----- Study material

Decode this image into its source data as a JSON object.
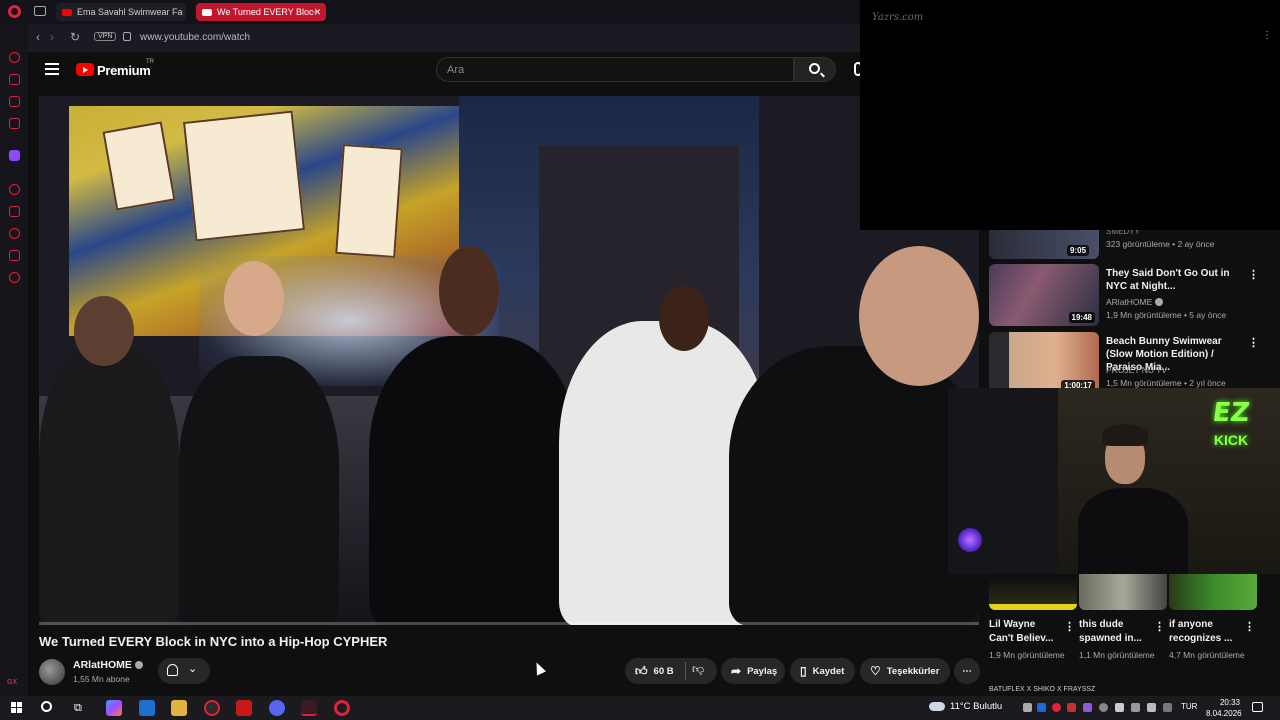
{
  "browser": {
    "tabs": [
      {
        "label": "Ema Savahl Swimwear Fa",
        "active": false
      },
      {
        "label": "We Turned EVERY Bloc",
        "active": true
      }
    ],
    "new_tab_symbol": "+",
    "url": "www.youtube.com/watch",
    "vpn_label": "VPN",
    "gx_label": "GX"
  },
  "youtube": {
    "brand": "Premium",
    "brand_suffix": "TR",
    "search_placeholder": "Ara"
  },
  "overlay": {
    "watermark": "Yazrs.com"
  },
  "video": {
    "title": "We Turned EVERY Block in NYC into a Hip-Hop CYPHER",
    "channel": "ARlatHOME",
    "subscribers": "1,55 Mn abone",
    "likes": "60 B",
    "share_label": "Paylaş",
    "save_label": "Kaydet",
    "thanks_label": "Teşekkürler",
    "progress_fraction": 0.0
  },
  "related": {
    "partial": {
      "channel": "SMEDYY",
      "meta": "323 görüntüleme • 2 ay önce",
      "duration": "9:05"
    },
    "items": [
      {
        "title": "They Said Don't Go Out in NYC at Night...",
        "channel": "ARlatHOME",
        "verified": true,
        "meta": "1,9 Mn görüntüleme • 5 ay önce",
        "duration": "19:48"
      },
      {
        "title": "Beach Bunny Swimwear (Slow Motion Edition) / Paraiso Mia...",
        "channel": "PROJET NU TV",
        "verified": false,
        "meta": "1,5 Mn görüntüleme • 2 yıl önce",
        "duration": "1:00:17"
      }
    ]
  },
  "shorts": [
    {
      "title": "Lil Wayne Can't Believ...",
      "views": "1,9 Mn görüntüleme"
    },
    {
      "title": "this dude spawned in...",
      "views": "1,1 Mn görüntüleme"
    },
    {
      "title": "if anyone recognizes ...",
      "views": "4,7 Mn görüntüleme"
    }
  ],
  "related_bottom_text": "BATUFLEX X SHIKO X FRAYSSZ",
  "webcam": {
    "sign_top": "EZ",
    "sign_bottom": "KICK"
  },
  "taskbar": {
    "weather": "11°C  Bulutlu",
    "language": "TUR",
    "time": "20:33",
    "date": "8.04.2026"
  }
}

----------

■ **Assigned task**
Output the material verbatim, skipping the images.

■ **Reply to the exercise**
Decode this image into its source data as a JSON object.
{
  "browser": {
    "tabs": [
      {
        "label": "Ema Savahl Swimwear Fa",
        "active": false
      },
      {
        "label": "We Turned EVERY Bloc",
        "active": true
      }
    ],
    "new_tab_symbol": "+",
    "url": "www.youtube.com/watch",
    "vpn_label": "VPN",
    "gx_label": "GX"
  },
  "youtube": {
    "brand": "Premium",
    "brand_suffix": "TR",
    "search_placeholder": "Ara"
  },
  "overlay": {
    "watermark": "Yazrs.com"
  },
  "video": {
    "title": "We Turned EVERY Block in NYC into a Hip-Hop CYPHER",
    "channel": "ARlatHOME",
    "subscribers": "1,55 Mn abone",
    "likes": "60 B",
    "share_label": "Paylaş",
    "save_label": "Kaydet",
    "thanks_label": "Teşekkürler",
    "progress_fraction": 0.0
  },
  "related": {
    "partial": {
      "channel": "SMEDYY",
      "meta": "323 görüntüleme • 2 ay önce",
      "duration": "9:05"
    },
    "items": [
      {
        "title": "They Said Don't Go Out in NYC at Night...",
        "channel": "ARlatHOME",
        "verified": true,
        "meta": "1,9 Mn görüntüleme • 5 ay önce",
        "duration": "19:48"
      },
      {
        "title": "Beach Bunny Swimwear (Slow Motion Edition) / Paraiso Mia...",
        "channel": "PROJET NU TV",
        "verified": false,
        "meta": "1,5 Mn görüntüleme • 2 yıl önce",
        "duration": "1:00:17"
      }
    ]
  },
  "shorts": [
    {
      "title": "Lil Wayne Can't Believ...",
      "views": "1,9 Mn görüntüleme"
    },
    {
      "title": "this dude spawned in...",
      "views": "1,1 Mn görüntüleme"
    },
    {
      "title": "if anyone recognizes ...",
      "views": "4,7 Mn görüntüleme"
    }
  ],
  "related_bottom_text": "BATUFLEX X SHIKO X FRAYSSZ",
  "webcam": {
    "sign_top": "EZ",
    "sign_bottom": "KICK"
  },
  "taskbar": {
    "weather": "11°C  Bulutlu",
    "language": "TUR",
    "time": "20:33",
    "date": "8.04.2026"
  }
}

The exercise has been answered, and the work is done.